Ecochlor has launched a new design of ballast water treatment system, EcoOne, which offers the choice of either single-step ClO2 disinfection or a two-step process using filters and ClO2
It claims EcoOne is a revolutionary, cost-effective, filterless ballast water management system with all the performance of the original Ecochlor ballast water management system.
Ecochlor president Steve Candito said, “I would like to thank our clients for their feedback, who asked for a filterless system with the same performance as our original system. We are very confident about the performance of this new system,” he said.
All the land-based testing of EcoOne is completed and additional low-salinity testing has been included.
Two tankers, an Aframax and a VLCC tanker have been included in the testing, and the final shipboard testing for US Coast Guard type-approval is expected by the end of May 2021, with type-approval expected in Q4 2021. IMO BWMS Code testing is complete.
The new system includes Ecochlor’s original ClO2 treatment technology, which has been tested extensively to ensure that it works effectively as a single-pass treatment under all operating conditions; there is no neutralisation or treatment prior to discharge.
There are no TRO sensors, no electrodes and no complex power supplies. This ballast water treatment process is said to offer several advantages over other techniques, which Ecochlor lists as: it is effective in all water types and conditions without the need for crew to adjust the operating parameters; it does not require treatment prior to discharge; there is no need for neutralisation; it does not use TRO sensors which can interrupt the ballasting/deballasting operations; it has very low energy use; and it can handle different modular arrangements with flow rates up to 16,200 m3/hr.

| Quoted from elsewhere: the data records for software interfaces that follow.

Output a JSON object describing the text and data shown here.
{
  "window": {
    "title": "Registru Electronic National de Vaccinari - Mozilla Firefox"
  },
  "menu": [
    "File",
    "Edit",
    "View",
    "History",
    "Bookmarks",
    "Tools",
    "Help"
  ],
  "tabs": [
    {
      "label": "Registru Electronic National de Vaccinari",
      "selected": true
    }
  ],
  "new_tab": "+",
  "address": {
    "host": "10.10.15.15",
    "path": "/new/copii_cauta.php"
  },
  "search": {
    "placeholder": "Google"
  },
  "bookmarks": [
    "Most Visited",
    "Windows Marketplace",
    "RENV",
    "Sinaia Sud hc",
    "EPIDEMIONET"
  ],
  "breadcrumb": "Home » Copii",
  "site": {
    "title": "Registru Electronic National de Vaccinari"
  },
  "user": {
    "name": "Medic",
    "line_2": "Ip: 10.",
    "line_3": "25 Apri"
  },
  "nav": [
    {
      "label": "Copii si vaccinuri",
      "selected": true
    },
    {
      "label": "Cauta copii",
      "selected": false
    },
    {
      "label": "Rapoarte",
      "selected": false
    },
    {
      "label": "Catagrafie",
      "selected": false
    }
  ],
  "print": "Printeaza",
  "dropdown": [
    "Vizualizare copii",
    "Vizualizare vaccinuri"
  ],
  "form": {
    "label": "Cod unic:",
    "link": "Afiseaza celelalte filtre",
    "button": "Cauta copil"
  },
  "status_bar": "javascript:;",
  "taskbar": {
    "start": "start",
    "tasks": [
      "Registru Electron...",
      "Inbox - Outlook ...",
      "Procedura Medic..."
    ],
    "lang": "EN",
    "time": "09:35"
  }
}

This allows for a consistent, easy-to-use system for the crew without the uncertainty of its effectiveness when faced with varying water types.
Ecochlor vice president of business development Andrew Marshall said, “Why filterless? The short answer is the customer asked for it. Some customers require a high-volume pumping rate without the issues of filters,” he said.
There are some concerns about filterless operations when operating in suspended sediments or turbidity. “UV relies on line of sight to the organism,” he said, “which is why you need a filter on a UV system.”
Hypercholorite reacts with any organisms, living or dead, in the water and requires high doses to ensure efficiency. Ecochlor uses ClO2, which only reacts with living organisms.
“With EcoOne, our operating parameters are very favourable for tanker operators,” he said. This should not damage tank coatings compared to the high doses of hypochlorite required by other systems.
For owners that wish to use a filter, for instance in freshwater, the EcoOne system can be provided in a hybrid format, incorporating a filter.